What you should do - Pick out every line of the entries below where "this" occurs, and copy those lines.

*** Opening Records provided ***

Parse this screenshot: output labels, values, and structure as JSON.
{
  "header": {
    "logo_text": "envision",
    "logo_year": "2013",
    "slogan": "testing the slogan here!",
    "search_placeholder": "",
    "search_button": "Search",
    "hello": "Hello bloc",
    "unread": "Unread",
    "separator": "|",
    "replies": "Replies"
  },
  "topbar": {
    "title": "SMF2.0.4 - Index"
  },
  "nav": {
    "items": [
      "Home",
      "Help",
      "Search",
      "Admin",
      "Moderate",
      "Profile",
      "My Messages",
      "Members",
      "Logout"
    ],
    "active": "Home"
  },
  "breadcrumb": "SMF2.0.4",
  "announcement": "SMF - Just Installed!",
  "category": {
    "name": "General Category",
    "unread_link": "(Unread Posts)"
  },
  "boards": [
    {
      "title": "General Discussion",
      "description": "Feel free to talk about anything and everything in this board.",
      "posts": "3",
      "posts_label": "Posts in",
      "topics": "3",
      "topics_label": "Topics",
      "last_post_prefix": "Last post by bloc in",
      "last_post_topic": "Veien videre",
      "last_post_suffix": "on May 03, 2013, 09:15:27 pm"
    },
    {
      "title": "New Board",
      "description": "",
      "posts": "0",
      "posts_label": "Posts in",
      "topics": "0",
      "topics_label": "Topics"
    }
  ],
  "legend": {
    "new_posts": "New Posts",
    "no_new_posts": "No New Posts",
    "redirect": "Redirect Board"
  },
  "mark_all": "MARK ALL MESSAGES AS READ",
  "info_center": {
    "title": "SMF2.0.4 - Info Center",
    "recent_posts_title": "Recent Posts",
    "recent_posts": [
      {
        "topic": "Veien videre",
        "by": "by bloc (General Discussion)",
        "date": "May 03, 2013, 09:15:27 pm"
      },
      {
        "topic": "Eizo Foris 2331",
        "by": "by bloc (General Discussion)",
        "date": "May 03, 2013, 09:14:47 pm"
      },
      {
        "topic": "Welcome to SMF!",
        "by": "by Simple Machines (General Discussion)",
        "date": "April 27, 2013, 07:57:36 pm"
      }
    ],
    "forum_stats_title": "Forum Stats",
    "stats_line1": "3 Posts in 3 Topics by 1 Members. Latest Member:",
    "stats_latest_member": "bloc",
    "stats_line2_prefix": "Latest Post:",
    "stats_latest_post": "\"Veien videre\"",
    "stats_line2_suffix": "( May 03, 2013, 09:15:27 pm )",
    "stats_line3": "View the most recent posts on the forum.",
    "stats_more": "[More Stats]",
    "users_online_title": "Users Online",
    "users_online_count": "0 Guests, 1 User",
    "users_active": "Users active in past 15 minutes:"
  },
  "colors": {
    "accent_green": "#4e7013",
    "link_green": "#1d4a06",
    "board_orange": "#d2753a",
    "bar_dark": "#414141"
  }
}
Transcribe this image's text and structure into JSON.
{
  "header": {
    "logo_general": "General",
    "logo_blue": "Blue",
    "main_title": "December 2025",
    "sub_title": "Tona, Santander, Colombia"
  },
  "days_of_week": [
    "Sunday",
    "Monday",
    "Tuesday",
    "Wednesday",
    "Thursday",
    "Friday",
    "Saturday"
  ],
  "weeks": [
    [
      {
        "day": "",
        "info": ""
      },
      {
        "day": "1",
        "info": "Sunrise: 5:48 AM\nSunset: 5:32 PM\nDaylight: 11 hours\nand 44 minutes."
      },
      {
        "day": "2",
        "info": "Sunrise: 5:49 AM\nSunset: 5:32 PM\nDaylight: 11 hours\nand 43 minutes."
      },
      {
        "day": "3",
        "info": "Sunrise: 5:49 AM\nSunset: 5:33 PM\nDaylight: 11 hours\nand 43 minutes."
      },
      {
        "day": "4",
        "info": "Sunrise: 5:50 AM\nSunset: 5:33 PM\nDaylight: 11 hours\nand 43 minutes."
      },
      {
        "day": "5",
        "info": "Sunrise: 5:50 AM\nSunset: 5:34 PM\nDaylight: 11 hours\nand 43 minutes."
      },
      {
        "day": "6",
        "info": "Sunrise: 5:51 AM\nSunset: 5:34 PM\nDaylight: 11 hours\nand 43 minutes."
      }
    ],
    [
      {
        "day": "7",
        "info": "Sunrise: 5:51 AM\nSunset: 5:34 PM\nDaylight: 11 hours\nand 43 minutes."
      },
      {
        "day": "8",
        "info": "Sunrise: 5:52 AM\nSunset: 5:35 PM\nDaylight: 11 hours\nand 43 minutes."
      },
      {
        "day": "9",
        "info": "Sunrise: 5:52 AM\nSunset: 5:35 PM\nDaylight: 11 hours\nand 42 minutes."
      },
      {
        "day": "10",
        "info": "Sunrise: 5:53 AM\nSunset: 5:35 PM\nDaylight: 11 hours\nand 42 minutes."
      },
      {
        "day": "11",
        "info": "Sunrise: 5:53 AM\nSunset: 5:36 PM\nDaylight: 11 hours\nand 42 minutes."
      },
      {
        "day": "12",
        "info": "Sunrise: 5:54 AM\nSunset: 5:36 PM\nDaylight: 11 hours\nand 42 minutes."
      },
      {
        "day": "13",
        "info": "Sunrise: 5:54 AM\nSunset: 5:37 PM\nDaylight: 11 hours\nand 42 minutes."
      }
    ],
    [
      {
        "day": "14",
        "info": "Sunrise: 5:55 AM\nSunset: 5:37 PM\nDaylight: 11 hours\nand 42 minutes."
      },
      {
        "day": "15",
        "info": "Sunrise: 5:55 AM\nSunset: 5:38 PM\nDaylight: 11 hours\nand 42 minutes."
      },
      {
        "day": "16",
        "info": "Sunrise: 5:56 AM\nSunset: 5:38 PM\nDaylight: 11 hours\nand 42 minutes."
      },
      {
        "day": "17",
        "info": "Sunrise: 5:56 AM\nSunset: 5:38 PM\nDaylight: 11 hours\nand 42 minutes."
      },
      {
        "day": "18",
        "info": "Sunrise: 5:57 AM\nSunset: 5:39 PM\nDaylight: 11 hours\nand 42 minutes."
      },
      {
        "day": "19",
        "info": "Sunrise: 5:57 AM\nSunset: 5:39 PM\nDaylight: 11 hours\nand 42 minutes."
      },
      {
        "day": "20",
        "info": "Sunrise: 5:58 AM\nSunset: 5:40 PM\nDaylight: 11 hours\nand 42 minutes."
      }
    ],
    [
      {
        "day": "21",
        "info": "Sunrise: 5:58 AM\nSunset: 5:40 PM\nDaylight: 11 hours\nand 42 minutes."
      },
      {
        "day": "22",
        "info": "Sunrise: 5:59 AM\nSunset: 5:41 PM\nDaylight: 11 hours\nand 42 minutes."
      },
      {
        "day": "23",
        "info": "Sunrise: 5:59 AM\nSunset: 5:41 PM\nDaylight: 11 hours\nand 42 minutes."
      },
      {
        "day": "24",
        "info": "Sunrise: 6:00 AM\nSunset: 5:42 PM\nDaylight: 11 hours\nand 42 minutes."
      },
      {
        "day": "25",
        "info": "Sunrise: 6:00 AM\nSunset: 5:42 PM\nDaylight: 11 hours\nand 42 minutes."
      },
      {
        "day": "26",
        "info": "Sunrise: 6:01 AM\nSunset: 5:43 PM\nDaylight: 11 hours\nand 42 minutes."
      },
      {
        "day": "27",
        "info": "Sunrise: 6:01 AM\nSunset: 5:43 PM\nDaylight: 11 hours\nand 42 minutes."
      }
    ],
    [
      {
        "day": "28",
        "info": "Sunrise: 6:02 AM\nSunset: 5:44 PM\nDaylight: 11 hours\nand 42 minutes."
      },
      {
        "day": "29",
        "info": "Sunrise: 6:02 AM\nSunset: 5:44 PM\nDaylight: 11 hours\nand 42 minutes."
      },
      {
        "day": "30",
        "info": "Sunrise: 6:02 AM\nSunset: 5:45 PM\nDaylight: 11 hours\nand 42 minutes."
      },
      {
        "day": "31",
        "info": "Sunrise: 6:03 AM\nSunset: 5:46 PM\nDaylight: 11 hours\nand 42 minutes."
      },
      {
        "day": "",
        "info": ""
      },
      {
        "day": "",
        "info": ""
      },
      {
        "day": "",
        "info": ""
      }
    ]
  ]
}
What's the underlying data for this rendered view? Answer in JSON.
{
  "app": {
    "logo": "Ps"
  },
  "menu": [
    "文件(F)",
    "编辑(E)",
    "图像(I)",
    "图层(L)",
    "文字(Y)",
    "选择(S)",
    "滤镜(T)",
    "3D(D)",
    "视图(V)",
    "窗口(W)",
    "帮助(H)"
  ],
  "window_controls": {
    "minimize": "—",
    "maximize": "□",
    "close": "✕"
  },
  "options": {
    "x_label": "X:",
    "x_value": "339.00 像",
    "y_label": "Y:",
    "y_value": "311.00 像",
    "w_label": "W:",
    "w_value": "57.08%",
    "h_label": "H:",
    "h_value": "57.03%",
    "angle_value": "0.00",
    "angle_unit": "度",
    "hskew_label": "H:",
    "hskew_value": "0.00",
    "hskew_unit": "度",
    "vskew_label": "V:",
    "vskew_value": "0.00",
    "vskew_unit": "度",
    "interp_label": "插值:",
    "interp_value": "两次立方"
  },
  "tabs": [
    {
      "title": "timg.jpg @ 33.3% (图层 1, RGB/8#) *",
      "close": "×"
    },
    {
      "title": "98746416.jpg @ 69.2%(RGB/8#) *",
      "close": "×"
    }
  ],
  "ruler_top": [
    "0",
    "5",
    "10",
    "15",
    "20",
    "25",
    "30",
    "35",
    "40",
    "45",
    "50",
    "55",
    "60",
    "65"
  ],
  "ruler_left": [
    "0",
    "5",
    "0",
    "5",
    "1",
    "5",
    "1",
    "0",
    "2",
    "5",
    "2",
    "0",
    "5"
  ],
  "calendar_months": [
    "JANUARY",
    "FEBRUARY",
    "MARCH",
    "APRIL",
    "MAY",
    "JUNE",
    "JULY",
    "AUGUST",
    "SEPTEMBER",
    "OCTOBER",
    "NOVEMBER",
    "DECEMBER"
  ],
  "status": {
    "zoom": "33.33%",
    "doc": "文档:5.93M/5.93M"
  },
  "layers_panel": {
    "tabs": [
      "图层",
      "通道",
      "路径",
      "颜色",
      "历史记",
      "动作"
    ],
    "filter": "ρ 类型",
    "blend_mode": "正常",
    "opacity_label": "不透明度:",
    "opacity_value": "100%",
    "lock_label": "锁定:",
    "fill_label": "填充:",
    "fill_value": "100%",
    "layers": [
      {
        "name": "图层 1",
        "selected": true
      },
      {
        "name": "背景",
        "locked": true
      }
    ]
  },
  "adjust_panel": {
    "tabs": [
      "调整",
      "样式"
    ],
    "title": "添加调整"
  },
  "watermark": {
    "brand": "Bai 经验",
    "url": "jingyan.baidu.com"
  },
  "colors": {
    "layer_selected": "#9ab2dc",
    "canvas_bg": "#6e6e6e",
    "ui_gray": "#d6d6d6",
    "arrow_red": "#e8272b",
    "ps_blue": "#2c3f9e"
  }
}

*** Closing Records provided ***

Reply to the task -
Parse this screenshot: output labels, values, and structure as JSON.
      "description": "Feel free to talk about anything and everything in this board.",
Transcribe this image's text and structure into JSON.
What's the underlying data for this rendered view? Answer in JSON.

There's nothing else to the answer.